Together The Pittsburgh Foundation and The Heinz Endowments are committed to helping create a vibrant cultural life in Pittsburgh and the region. The foundations have maintained a long-term commitment to arts and culture as an important factor in the region’s quality of life, in the well-being of its citizens, and in its image and economy. We believe that a vibrant cultural life includes diverse cultural offerings that appeal to the widest array of the region’s citizenry. It is now widely recognized that Pittsburgh’s cultural offerings are among its strongest competitive advantages; this includes a rich history and the current presence of excellent Black arts presentation and production. However, Pittsburgh has lagged in sustaining a strong community of Black arts organizations and professional Black artists; that is, organizations and individuals whose work focuses on the art of African Americans, Africa and the larger Diaspora —even though the city of Pittsburgh itself is more than 25 percent African American.
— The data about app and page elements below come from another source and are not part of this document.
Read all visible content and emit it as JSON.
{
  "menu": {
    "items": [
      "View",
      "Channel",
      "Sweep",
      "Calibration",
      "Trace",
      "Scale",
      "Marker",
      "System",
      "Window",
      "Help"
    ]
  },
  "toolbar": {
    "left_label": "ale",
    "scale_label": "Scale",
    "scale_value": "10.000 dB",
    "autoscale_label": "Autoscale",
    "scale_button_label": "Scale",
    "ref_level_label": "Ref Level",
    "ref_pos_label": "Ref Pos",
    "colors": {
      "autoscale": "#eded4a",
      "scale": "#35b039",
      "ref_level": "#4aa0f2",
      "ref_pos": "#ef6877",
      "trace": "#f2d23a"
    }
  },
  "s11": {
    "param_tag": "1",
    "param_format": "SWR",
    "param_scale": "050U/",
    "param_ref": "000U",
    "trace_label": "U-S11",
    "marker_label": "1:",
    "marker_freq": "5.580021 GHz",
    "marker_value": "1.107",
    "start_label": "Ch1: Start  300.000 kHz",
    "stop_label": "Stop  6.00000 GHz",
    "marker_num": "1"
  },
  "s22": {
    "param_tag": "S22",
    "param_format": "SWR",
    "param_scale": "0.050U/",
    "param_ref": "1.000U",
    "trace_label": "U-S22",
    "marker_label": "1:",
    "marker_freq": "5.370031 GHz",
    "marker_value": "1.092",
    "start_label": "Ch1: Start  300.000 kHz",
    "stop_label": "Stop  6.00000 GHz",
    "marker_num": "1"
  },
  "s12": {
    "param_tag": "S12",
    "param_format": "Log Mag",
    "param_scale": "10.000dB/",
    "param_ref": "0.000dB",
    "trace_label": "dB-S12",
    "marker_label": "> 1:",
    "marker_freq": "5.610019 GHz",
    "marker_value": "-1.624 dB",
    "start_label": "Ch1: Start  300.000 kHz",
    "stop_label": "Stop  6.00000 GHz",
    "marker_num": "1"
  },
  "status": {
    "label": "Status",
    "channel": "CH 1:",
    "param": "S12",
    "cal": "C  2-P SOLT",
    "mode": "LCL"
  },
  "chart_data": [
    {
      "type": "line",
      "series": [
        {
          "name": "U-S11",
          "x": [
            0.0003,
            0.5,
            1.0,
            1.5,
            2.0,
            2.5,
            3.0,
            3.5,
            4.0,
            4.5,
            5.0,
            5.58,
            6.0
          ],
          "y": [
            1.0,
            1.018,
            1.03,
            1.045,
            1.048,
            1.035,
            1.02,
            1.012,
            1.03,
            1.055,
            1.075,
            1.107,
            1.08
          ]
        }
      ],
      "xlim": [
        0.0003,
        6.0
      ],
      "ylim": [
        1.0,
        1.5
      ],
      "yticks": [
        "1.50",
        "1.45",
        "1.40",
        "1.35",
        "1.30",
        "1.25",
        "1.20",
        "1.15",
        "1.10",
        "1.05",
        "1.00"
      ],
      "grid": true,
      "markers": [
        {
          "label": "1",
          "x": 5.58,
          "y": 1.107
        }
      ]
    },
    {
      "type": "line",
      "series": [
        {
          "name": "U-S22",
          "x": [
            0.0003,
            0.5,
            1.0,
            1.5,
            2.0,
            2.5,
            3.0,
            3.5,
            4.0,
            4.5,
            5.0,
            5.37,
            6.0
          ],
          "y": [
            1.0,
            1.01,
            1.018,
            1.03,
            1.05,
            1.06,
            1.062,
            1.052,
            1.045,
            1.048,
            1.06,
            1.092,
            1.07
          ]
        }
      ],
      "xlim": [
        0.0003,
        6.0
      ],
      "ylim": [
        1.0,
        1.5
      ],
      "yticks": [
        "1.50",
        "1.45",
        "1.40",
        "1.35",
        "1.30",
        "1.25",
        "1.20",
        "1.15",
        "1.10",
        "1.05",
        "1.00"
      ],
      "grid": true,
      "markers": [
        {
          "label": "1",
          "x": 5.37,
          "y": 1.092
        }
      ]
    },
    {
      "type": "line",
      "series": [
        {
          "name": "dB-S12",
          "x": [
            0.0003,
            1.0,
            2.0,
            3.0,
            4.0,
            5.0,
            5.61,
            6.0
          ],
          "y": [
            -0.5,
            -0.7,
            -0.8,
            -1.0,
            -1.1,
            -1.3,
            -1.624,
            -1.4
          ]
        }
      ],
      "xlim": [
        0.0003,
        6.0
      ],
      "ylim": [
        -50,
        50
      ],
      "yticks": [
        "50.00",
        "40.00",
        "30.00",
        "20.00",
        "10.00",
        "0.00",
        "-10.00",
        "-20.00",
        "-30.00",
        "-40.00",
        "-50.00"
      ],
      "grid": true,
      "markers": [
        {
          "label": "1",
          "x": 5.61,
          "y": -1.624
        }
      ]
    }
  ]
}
The region’s well-documented social and economic disparities around race, as well as its racial segregation, influence its cultural life. Historically lower government and foundation support, fewer individual donors for the arts, little or no endowment income and smaller audiences have left many organizations committed to Black arts programming under-resourced. These organizations often have far less working capital than their counterparts working in western European-based art forms. Less working capital has significant ramifications for the quality and quantity of Black arts programming presented in the region: artistic risk-taking is curtailed, outreach programming to schools is reduced, individual artists are less likely to find sustainable employment in chosen art forms, visibility within the arts landscape is constrained and organizational growth is made much more difficult. In addition, Black arts as a collective segment of the region’s life have not been adequately documented and discussed as part of the region’s cultural health.

Creating equity in all of our funding programs is critically important, and this grants program is a next step in building strategies to create equity. We believe that the most important investments that philanthropy can make to advance Black arts in the city and region are:

1) To help to build the careers of individual artists
2) To increase the sustainability of cultural organizations that focus on Black arts
3) To build community awareness of the Black arts sector
4) To support efforts toward greater collaboration and the elimination of racial disparities within the larger arts sector.

Growing institutional capacity, supporting career development and building understanding and awareness within the larger community are the best ways to ensure that there will be a continuing presence of these cultural forms and increasing interest in and demand for them. These beliefs have led us to focus grant dollars on funds for individual artists, operating support and activities that advance the field collectively. If this investment strategy is successful, we will be able to measure progress in terms of growth in organizational health, career opportunities for artists and public participation in the art of the African Diaspora.

For more information, please review the 2017 program guidelines.

Program Deadlines

March 1, 2017 —for funding decisions announced by May 31
August 1, 2017— for funding decisions announced by October 31

(updated 6.27.2017)

© 2017 The Heinz Endowments